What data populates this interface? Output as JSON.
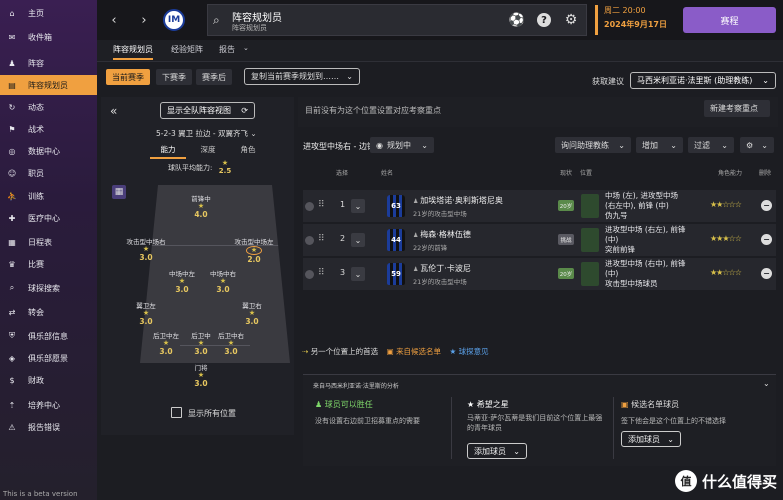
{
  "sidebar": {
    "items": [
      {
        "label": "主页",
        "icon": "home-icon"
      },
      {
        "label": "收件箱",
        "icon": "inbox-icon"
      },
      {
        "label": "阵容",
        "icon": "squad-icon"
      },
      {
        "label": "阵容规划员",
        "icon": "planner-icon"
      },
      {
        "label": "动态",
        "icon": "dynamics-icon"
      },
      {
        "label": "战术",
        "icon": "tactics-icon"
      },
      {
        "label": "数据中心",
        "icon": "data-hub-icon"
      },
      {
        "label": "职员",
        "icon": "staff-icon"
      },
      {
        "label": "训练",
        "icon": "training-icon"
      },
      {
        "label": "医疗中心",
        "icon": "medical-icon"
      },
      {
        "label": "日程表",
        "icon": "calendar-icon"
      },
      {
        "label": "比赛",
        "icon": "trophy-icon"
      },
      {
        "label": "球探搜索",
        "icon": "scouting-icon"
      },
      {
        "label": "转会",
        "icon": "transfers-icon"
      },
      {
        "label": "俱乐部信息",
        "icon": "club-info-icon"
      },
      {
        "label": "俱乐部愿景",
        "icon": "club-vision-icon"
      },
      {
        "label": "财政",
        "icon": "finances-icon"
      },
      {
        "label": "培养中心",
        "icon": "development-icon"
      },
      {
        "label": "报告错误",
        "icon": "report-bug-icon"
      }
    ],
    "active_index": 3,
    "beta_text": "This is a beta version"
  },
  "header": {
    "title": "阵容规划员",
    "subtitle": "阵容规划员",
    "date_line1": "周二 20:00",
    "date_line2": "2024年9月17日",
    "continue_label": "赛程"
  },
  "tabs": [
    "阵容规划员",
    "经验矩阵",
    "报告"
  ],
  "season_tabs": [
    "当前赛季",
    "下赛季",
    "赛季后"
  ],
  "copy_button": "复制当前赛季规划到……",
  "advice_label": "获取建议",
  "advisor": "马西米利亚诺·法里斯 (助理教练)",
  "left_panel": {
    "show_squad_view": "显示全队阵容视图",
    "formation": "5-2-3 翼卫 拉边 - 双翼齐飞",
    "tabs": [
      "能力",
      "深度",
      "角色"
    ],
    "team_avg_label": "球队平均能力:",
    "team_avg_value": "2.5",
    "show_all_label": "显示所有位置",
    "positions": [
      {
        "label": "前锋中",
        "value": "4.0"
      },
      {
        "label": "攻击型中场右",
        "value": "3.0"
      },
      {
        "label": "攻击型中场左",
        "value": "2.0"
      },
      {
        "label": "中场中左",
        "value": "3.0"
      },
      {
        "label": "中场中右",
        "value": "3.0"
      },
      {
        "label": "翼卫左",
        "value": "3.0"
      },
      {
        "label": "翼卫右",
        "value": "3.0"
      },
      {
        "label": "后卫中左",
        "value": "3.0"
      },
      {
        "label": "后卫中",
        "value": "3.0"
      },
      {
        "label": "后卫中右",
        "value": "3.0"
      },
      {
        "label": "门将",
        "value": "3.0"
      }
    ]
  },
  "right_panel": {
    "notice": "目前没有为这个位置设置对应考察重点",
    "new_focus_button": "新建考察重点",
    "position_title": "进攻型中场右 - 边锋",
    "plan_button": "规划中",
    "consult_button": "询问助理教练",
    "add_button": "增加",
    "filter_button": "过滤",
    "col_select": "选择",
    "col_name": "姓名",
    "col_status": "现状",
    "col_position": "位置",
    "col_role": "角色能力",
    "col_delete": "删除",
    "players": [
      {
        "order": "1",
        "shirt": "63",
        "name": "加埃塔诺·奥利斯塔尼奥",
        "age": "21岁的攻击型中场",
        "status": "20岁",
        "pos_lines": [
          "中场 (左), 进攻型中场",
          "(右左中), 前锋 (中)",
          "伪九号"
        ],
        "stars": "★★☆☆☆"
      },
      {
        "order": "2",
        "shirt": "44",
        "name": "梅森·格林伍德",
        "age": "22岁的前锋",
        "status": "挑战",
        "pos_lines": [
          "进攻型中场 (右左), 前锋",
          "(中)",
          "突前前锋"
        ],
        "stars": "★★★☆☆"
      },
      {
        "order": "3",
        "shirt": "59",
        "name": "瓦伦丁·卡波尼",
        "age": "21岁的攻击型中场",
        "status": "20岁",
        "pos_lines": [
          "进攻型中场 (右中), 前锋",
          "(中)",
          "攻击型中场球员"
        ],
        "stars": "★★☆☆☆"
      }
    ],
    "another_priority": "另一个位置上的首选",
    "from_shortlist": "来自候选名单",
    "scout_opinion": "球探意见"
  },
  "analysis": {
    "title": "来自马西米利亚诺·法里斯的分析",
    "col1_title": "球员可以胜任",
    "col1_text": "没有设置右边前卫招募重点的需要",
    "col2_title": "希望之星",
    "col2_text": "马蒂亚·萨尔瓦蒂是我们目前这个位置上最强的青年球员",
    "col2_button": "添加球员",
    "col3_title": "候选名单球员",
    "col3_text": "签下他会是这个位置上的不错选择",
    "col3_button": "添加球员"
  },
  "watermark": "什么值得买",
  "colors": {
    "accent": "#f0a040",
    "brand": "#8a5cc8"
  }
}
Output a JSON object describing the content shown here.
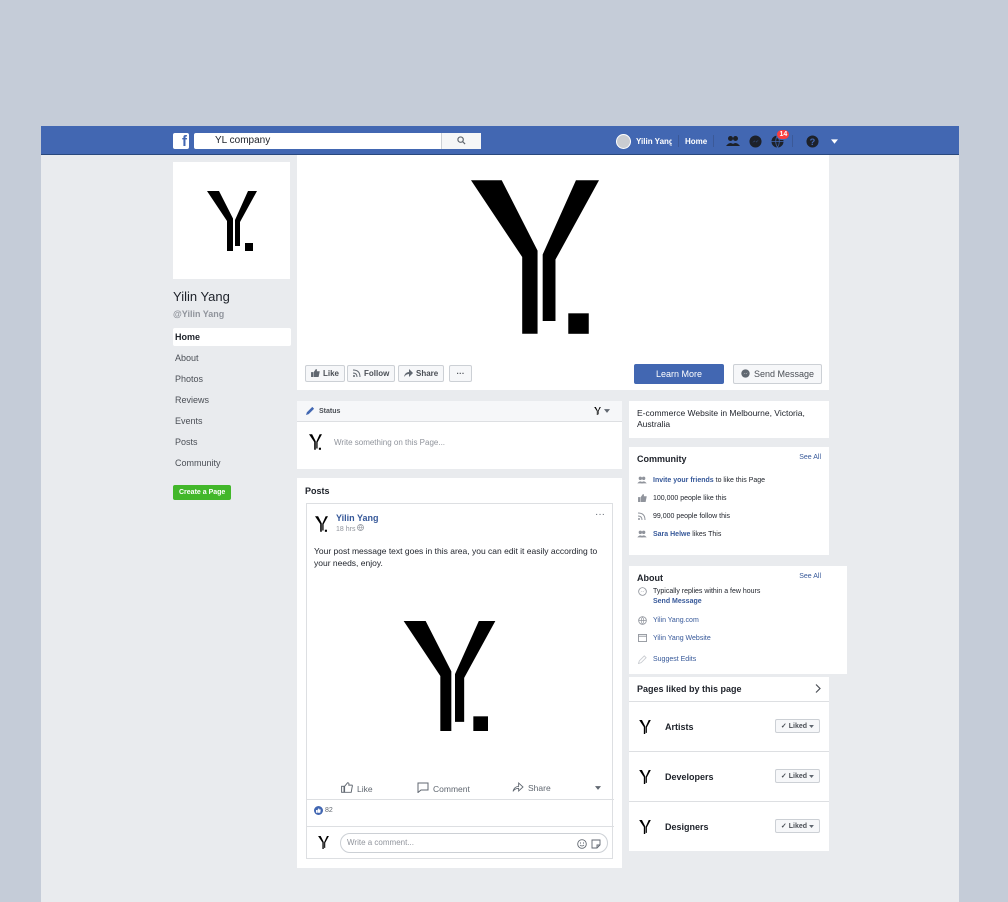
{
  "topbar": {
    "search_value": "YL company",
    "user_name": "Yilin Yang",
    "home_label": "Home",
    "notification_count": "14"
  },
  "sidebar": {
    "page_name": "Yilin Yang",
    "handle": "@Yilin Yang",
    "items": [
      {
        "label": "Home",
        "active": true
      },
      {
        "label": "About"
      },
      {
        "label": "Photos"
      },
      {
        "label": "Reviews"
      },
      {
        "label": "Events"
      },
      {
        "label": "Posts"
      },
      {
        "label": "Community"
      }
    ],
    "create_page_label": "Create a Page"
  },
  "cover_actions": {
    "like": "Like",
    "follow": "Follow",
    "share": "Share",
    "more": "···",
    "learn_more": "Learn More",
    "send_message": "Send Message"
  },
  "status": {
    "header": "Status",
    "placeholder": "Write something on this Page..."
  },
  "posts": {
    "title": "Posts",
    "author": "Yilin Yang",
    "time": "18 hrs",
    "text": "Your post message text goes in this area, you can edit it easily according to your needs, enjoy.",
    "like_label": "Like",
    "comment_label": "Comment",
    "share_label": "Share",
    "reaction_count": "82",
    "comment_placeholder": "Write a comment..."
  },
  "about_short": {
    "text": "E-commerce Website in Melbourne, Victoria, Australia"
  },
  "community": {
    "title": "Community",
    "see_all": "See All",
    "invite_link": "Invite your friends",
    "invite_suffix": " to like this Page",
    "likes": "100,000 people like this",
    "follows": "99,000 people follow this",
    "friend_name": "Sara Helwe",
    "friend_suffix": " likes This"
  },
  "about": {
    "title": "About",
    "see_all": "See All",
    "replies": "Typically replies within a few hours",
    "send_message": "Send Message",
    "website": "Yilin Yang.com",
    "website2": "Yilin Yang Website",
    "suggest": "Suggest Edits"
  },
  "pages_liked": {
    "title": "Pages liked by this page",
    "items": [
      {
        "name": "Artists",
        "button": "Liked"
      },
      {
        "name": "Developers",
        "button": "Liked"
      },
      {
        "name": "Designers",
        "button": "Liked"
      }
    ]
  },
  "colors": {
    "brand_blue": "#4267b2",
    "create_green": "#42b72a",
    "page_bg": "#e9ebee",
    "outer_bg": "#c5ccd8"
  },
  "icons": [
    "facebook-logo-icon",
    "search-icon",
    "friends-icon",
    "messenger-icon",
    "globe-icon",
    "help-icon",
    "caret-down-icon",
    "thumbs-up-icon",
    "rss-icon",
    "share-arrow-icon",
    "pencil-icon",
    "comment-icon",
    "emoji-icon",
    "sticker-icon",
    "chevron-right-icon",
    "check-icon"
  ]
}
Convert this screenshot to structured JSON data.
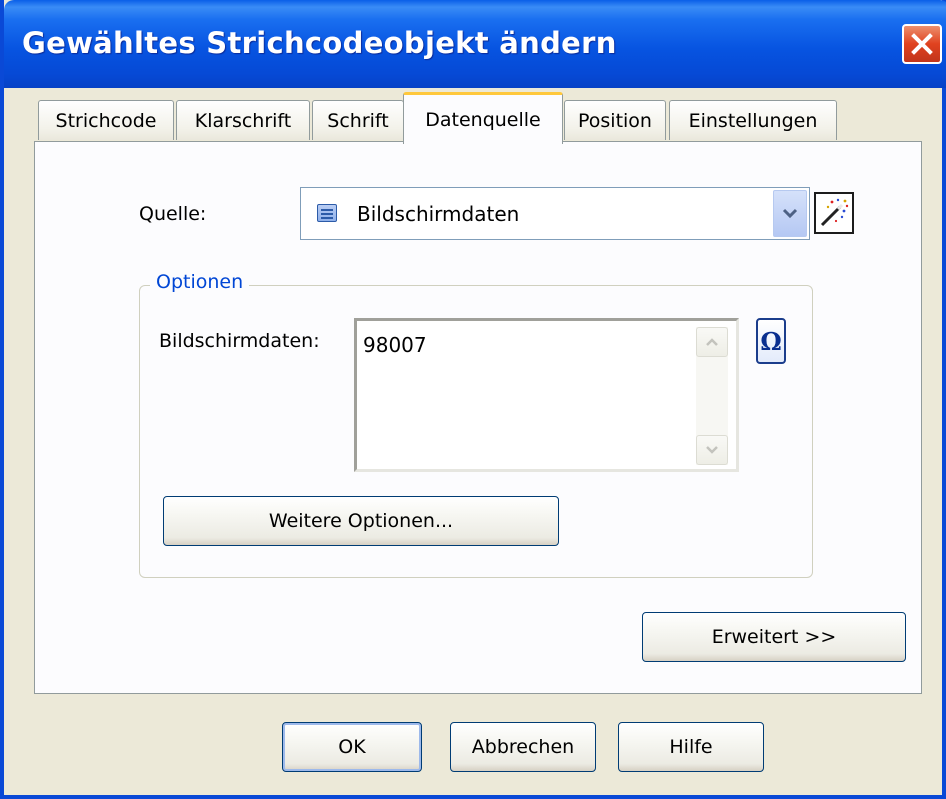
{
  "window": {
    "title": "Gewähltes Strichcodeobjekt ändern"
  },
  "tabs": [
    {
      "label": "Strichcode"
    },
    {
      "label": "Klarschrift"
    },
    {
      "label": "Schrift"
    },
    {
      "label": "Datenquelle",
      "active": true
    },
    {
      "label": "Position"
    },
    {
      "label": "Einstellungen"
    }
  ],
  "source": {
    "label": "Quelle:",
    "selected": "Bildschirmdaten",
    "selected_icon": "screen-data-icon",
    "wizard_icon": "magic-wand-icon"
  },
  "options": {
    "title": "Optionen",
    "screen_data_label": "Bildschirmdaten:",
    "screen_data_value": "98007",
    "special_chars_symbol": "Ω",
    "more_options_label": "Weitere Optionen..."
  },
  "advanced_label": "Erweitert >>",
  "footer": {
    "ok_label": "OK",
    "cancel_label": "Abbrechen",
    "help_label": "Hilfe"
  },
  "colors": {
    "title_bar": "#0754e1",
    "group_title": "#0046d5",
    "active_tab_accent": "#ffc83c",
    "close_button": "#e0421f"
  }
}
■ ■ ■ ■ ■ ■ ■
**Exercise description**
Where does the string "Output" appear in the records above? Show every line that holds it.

**Solution**
What data populates this interface? Output as JSON.
Output a JSON object describing the content shown here.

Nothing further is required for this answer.